IF YOU want to find enemies of former Scottish Conservative leader Annabel Goldie, you have to look within the ranks of her own party: among her opponents, there are none.
Goldie – Bella – is one of very few MSPs regarded with both affection and respect by those at Holyrood who reject her politics. Even Alex Salmond is a member of the fan club. The First Minister recognises Goldie’s political skills and admires her intellect. And he doesn’t do that with many people.
So, when it was announced last week that the West of Scotland MSP had been made a working peer, there was a ripple from left to right of “good on her”. The private goodwill of members of the Scottish National Party came with a caveat: they were pleased for Goldie, personally, but continued to reject the House of Lords as undemocratic.
The SNP refuses to nominate candidates to an unelected second chamber. It’s a solid position that’s endured through years of supposed Lords reform. As we look at the lists of men and women who’ve suddenly been gifted the right to legislate – and claim £300 a day – doesn’t that seem the only truly principled stance?
While we might find any number of people of many and varied political positions who believe Baroness Bella will be an asset to the House of Lords, the fact remains that her appointment has nothing to do with democracy.
Among the new intake to the upper house are three Scottish peers. Goldie is joined by former Liberal Democrat MSP Jeremy Purvis and businessman and Labour Party donor Willie Haughey. All of them were nominated by party leaders despite promises of reform – stretching back for decades – that would see democracy introduced to the process.
There has, of course, been reform of sorts. The 1997 Labour Government made some progress, removing the majority of the House of Lords’ hereditary peers. But progress has been desperately slow.
For all of its new-dawn-people’s-politics schtick, New Labour could not find it in itself to create an elected second chamber. Instead, we were to be satisfied that a system where members were appointed – in numbers roughly proportionate to the political make-up of the House of Commons – was fair and democratic.
By 2006, that idea had been comprehensively rubbished. The cash-for-peerages scandal led to a police investigation into allegations that a number of wealthy Labour Party donors had been made life peers as a result of their financial support. Although the Crown Prosecution Service announced in 2007 that no charges were to be brought, public confidence in the Lords was damaged terribly.
The answer was – what else? – more reform. Things would really be different.
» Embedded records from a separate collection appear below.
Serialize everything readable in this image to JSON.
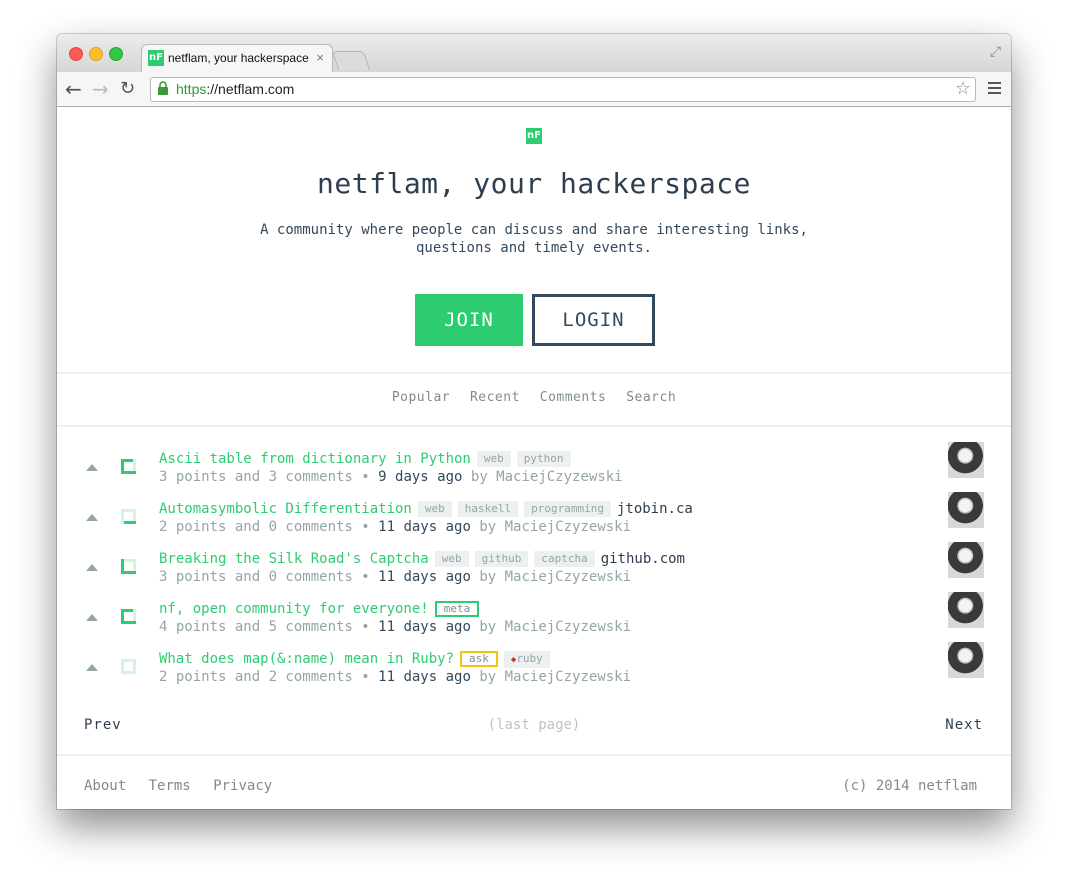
{
  "browser": {
    "tab_title": "netflam, your hackerspace",
    "tab_favicon": "nF",
    "tab_close": "×",
    "url_scheme": "https",
    "url_rest": "://netflam.com"
  },
  "hero": {
    "logo": "nF",
    "title": "netflam, your hackerspace",
    "tagline": "A community where people can discuss and share interesting links, questions and timely events.",
    "join_label": "JOIN",
    "login_label": "LOGIN"
  },
  "nav": [
    "Popular",
    "Recent",
    "Comments",
    "Search"
  ],
  "items": [
    {
      "title": "Ascii table from dictionary in Python",
      "tags": [
        "web",
        "python"
      ],
      "domain": "",
      "meta_prefix": "3 points and 3 comments •",
      "age": "9 days ago",
      "by": "by MaciejCzyzewski"
    },
    {
      "title": "Automasymbolic Differentiation",
      "tags": [
        "web",
        "haskell",
        "programming"
      ],
      "domain": "jtobin.ca",
      "meta_prefix": "2 points and 0 comments •",
      "age": "11 days ago",
      "by": "by MaciejCzyzewski"
    },
    {
      "title": "Breaking the Silk Road's Captcha",
      "tags": [
        "web",
        "github",
        "captcha"
      ],
      "domain": "github.com",
      "meta_prefix": "3 points and 0 comments •",
      "age": "11 days ago",
      "by": "by MaciejCzyzewski"
    },
    {
      "title": "nf, open community for everyone!",
      "tags": [
        "meta"
      ],
      "domain": "",
      "meta_prefix": "4 points and 5 comments •",
      "age": "11 days ago",
      "by": "by MaciejCzyzewski"
    },
    {
      "title": "What does map(&:name) mean in Ruby?",
      "tags": [
        "ask",
        "ruby"
      ],
      "domain": "",
      "meta_prefix": "2 points and 2 comments •",
      "age": "11 days ago",
      "by": "by MaciejCzyzewski"
    }
  ],
  "pager": {
    "prev": "Prev",
    "status": "(last page)",
    "next": "Next"
  },
  "footer": {
    "links": [
      "About",
      "Terms",
      "Privacy"
    ],
    "copyright": "(c) 2014 netflam"
  },
  "colors": {
    "accent": "#2ecc71",
    "text_dark": "#2c3e50",
    "muted": "#95a5a6"
  }
}
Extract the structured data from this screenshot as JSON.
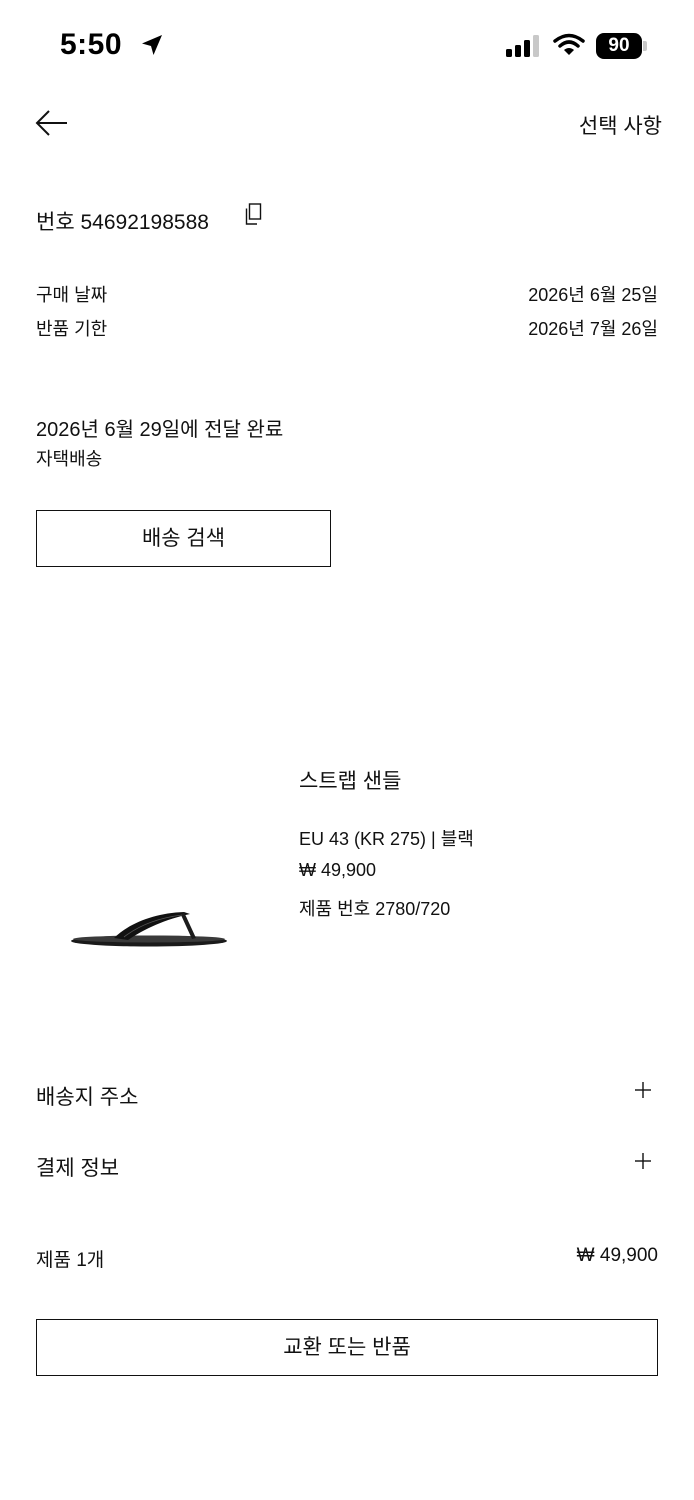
{
  "status_bar": {
    "time": "5:50",
    "battery": "90"
  },
  "header": {
    "options_label": "선택 사항"
  },
  "order": {
    "number_label": "번호 54692198588",
    "purchase_date_label": "구매 날짜",
    "purchase_date_value": "2026년 6월 25일",
    "return_deadline_label": "반품 기한",
    "return_deadline_value": "2026년 7월 26일",
    "delivery_status": "2026년 6월 29일에 전달 완료",
    "delivery_method": "자택배송",
    "track_button": "배송 검색"
  },
  "product": {
    "name": "스트랩 샌들",
    "variant": "EU 43 (KR 275) | 블랙",
    "price": "₩ 49,900",
    "reference": "제품 번호 2780/720"
  },
  "sections": {
    "shipping_address": "배송지 주소",
    "payment_info": "결제 정보"
  },
  "summary": {
    "items_label": "제품 1개",
    "total": "₩ 49,900"
  },
  "return_button": "교환 또는 반품",
  "icons": {
    "location": "location-arrow-icon",
    "signal": "cellular-signal-icon",
    "wifi": "wifi-icon",
    "battery": "battery-icon",
    "back": "back-arrow-icon",
    "copy": "copy-icon",
    "expand": "plus-icon"
  }
}
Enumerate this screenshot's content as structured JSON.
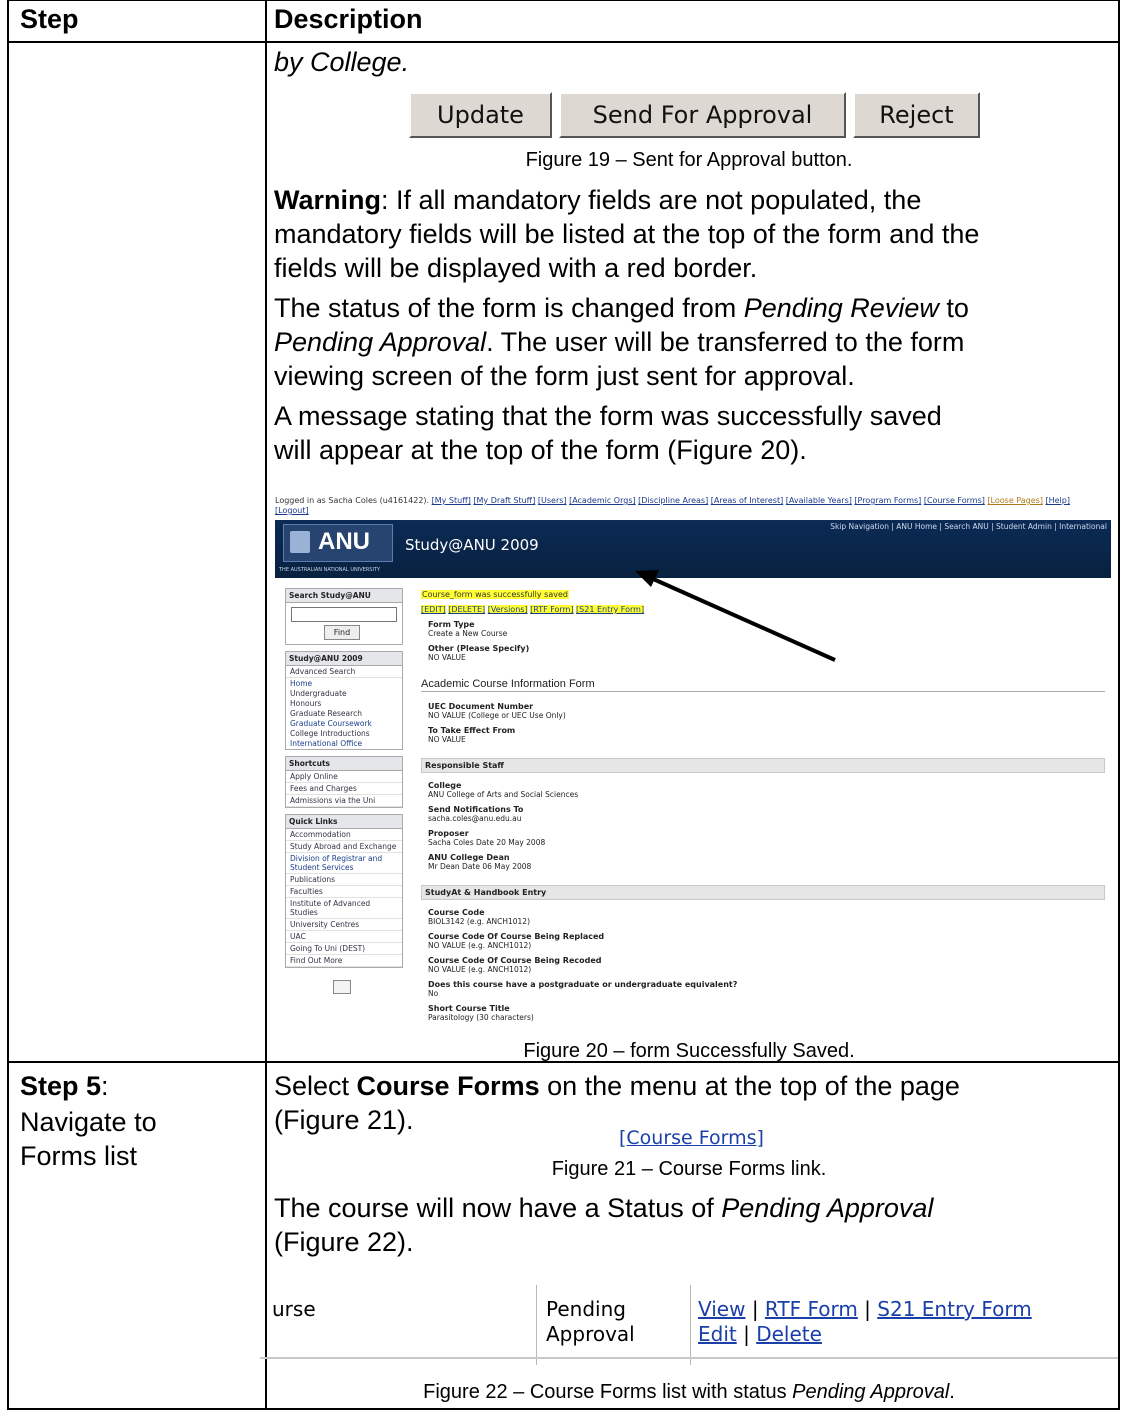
{
  "table": {
    "header_step": "Step",
    "header_description": "Description"
  },
  "row1": {
    "text_by_college": "by College.",
    "buttons": [
      "Update",
      "Send For Approval",
      "Reject"
    ],
    "fig19_caption": "Figure 19 – Sent for Approval button.",
    "warning_label": "Warning",
    "warning_text_1": ": If all mandatory fields are not populated, the",
    "warning_text_2": "mandatory fields will be listed at the top of the form and the",
    "warning_text_3": "fields will be displayed with a red border.",
    "status_1a": "The status of the form is changed from ",
    "status_1b": "Pending Review",
    "status_1c": " to",
    "status_2a": "Pending Approval",
    "status_2b": ".  The user will be transferred to the form",
    "status_3": "viewing screen of the form just sent for approval.",
    "message_1": "A message stating that the form was successfully saved",
    "message_2": "will appear at the top of the form (Figure 20).",
    "fig20_caption": "Figure 20 – form Successfully Saved."
  },
  "screenshot": {
    "logged_in": "Logged in as Sacha Coles (u4161422).",
    "top_links": [
      "[My Stuff]",
      "[My Draft Stuff]",
      "[Users]",
      "[Academic Orgs]",
      "[Discipline Areas]",
      "[Areas of Interest]",
      "[Available Years]",
      "[Program Forms]",
      "[Course Forms]",
      "[Loose Pages]",
      "[Help]"
    ],
    "logout": "[Logout]",
    "banner_nav": "Skip Navigation | ANU Home | Search ANU | Student Admin | International",
    "logo_text": "ANU",
    "logo_sub": "THE AUSTRALIAN NATIONAL UNIVERSITY",
    "site_title": "Study@ANU 2009",
    "search_header": "Search Study@ANU",
    "find_label": "Find",
    "study_header": "Study@ANU 2009",
    "study_items": [
      "Advanced Search",
      "Home",
      "Undergraduate",
      "Honours",
      "Graduate Research",
      "Graduate Coursework",
      "College Introductions",
      "International Office"
    ],
    "shortcuts_header": "Shortcuts",
    "shortcut_items": [
      "Apply Online",
      "Fees and Charges",
      "Admissions via the Uni"
    ],
    "quicklinks_header": "Quick Links",
    "quicklink_items": [
      "Accommodation",
      "Study Abroad and Exchange",
      "Division of Registrar and Student Services",
      "Publications",
      "Faculties",
      "Institute of Advanced Studies",
      "University Centres",
      "UAC",
      "Going To Uni (DEST)",
      "Find Out More"
    ],
    "saved_message": "Course_form was successfully saved",
    "action_links": [
      "[EDIT]",
      "[DELETE]",
      "[Versions]",
      "[RTF Form]",
      "[S21 Entry Form]"
    ],
    "form_type_label": "Form Type",
    "form_type_value": "Create a New Course",
    "other_label": "Other (Please Specify)",
    "other_value": "NO VALUE",
    "section_academic": "Academic Course Information Form",
    "uec_label": "UEC Document Number",
    "uec_value": "NO VALUE (College or UEC Use Only)",
    "effect_label": "To Take Effect From",
    "effect_value": "NO VALUE",
    "section_staff": "Responsible Staff",
    "college_label": "College",
    "college_value": "ANU College of Arts and Social Sciences",
    "notify_label": "Send Notifications To",
    "notify_value": "sacha.coles@anu.edu.au",
    "proposer_label": "Proposer",
    "proposer_value": "Sacha Coles Date 20 May 2008",
    "dean_label": "ANU College Dean",
    "dean_value": "Mr Dean Date 06 May 2008",
    "section_handbook": "StudyAt & Handbook Entry",
    "code_label": "Course Code",
    "code_value": "BIOL3142 (e.g. ANCH1012)",
    "replaced_label": "Course Code Of Course Being Replaced",
    "replaced_value": "NO VALUE (e.g. ANCH1012)",
    "recoded_label": "Course Code Of Course Being Recoded",
    "recoded_value": "NO VALUE (e.g. ANCH1012)",
    "equiv_label": "Does this course have a postgraduate or undergraduate equivalent?",
    "equiv_value": "No",
    "short_title_label": "Short Course Title",
    "short_title_value": "Parasitology (30 characters)"
  },
  "row2": {
    "step_label": "Step 5",
    "step_colon": ":",
    "step_desc_1": "Navigate to",
    "step_desc_2": "Forms list",
    "select_a": "Select ",
    "select_b": "Course Forms",
    "select_c": " on the menu at the top of the page",
    "select_2": "(Figure 21).",
    "course_forms_link": "[Course Forms]",
    "fig21_caption": "Figure 21 – Course Forms link.",
    "status_a": "The course will now have a Status of ",
    "status_b": "Pending Approval",
    "status_2": "(Figure 22).",
    "crop_name": "urse",
    "crop_status_1": "Pending",
    "crop_status_2": "Approval",
    "crop_view": "View",
    "crop_rtf": "RTF Form",
    "crop_s21": "S21 Entry Form",
    "crop_edit": "Edit",
    "crop_delete": "Delete",
    "crop_sep": " | ",
    "fig22_caption_a": "Figure 22 – Course Forms list with status ",
    "fig22_caption_b": "Pending Approval",
    "fig22_caption_c": "."
  }
}
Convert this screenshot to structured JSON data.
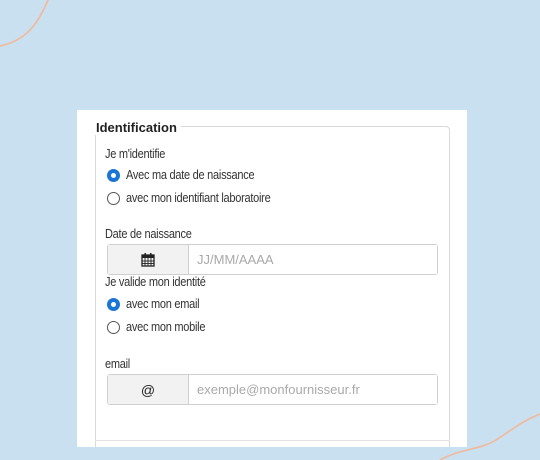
{
  "section": {
    "legend": "Identification"
  },
  "identify": {
    "label": "Je m'identifie",
    "options": [
      {
        "label": "Avec ma date de naissance",
        "checked": true
      },
      {
        "label": "avec mon identifiant laboratoire",
        "checked": false
      }
    ]
  },
  "birthdate": {
    "label": "Date de naissance",
    "icon": "calendar-icon",
    "placeholder": "JJ/MM/AAAA",
    "value": ""
  },
  "validate": {
    "label": "Je valide mon identité",
    "options": [
      {
        "label": "avec mon email",
        "checked": true
      },
      {
        "label": "avec mon mobile",
        "checked": false
      }
    ]
  },
  "email": {
    "label": "email",
    "addon": "@",
    "placeholder": "exemple@monfournisseur.fr",
    "value": ""
  },
  "colors": {
    "accent": "#1976d2",
    "background": "#c9e0f1",
    "decoration": "#f1b89a"
  }
}
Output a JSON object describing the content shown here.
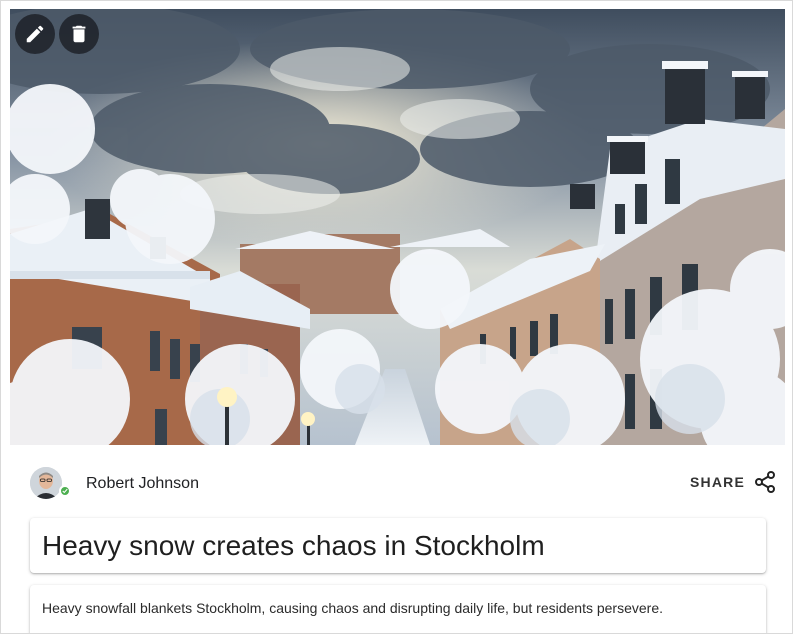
{
  "article": {
    "image_alt": "Snow-covered street in Stockholm with old buildings and frosted trees",
    "actions": {
      "edit_icon": "pencil-icon",
      "delete_icon": "trash-icon"
    },
    "author": {
      "name": "Robert Johnson",
      "status": "online",
      "status_color": "#4caf50"
    },
    "share": {
      "label": "SHARE",
      "icon": "share-icon"
    },
    "title": "Heavy snow creates chaos in Stockholm",
    "description": "Heavy snowfall blankets Stockholm, causing chaos and disrupting daily life, but residents persevere."
  }
}
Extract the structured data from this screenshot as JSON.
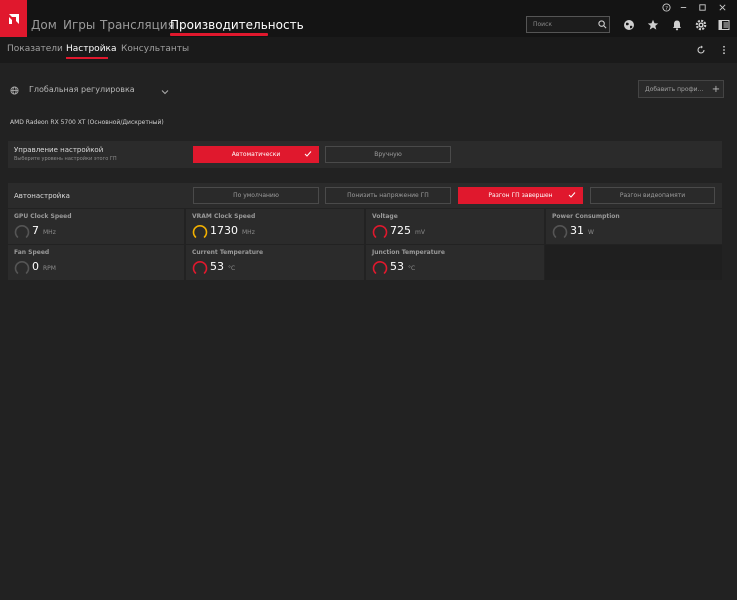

We were to have a mix of elected members and peers appointed by an independent commission, then it was to be entirely elected, then nobody really knew, then Labour lost the 2010 General Election.
During that year’s campaign, the Conservative and Liberal Democrat parties pledged radical changes to the House of Lords. Deputy Prime Minister Nick Clegg introduced a bill last June that would finally reform the Lords. Then his Tory partners in the coalition scuppered it. And that was the end of that.
It’s almost as if there’s no real will to democratise the Lords when it’s such a convenient way of rewarding cronies, bag carriers and sugar daddies.
This weekend the SNP has unleashed some righteous indignation in the direction of the upper house. The party points out that 30 new life peers brings the tally of unelected politicians to almost 800. The nationalist accusation that the House of Lords is “an affront to democracy” might be a predictable soundbite, but isn’t it valid, nonetheless?
Reform of the second chamber has seen a system of privilege replaced by a system of patronage. If we consider that the privilege of old was a consequence of historic patronage, then we’ve not moved far at all.
Cynics will say that it’s easy for the SNP to take a principled stance when its relatively small number of MPs would make it eligible only to nominate a couple of peers. Party strategists believe the “radical edge” suggested by the boycott is of greater value than the ennobling of two or three loyal party servants.
But, that calculation aside, the SNP’s position remains one that answers the concerns of anyone who thinks voters have a right to choose the men and women who make our laws.
If you’ll indulge some idle speculation, I wonder if a fully elected upper house – should it ever become a reality – might have a significant number of Scottish Nationalists. We know from results in Holyrood and Westminster elections that Scots are comfortable changing allegiances depending on which parliament they are being asked to populate.
I wonder if there might be something in the Scottish psyche – if such a thing exists – that would see us send members of one party to the Commons and members of another to the Lords in the interests of keeping our MPs in check.
Until the day comes (and I’m not convinced it will come at all soon) that the members of the House of Lords are elected, the Scottish Nationalists will remain on the outside. And, until then, we’ll continue to see people we didn’t choose given the power to influence our legislation.
Purvis, Haughey and Goldie may well be fine, public-service-driven sorts. Perhaps they will enhance the work of the Lords and, thus, enrich our Houses of Parliament. In Goldie’s case, I’m willing to predict that will be the case. But she’ll take her seat without the slightest contact with the voting public.
Baroness Bella will make her mark on the House of Lords, of that I have no doubt, but wouldn’t it be preferable if she was to do so thanks to a democratic mandate? «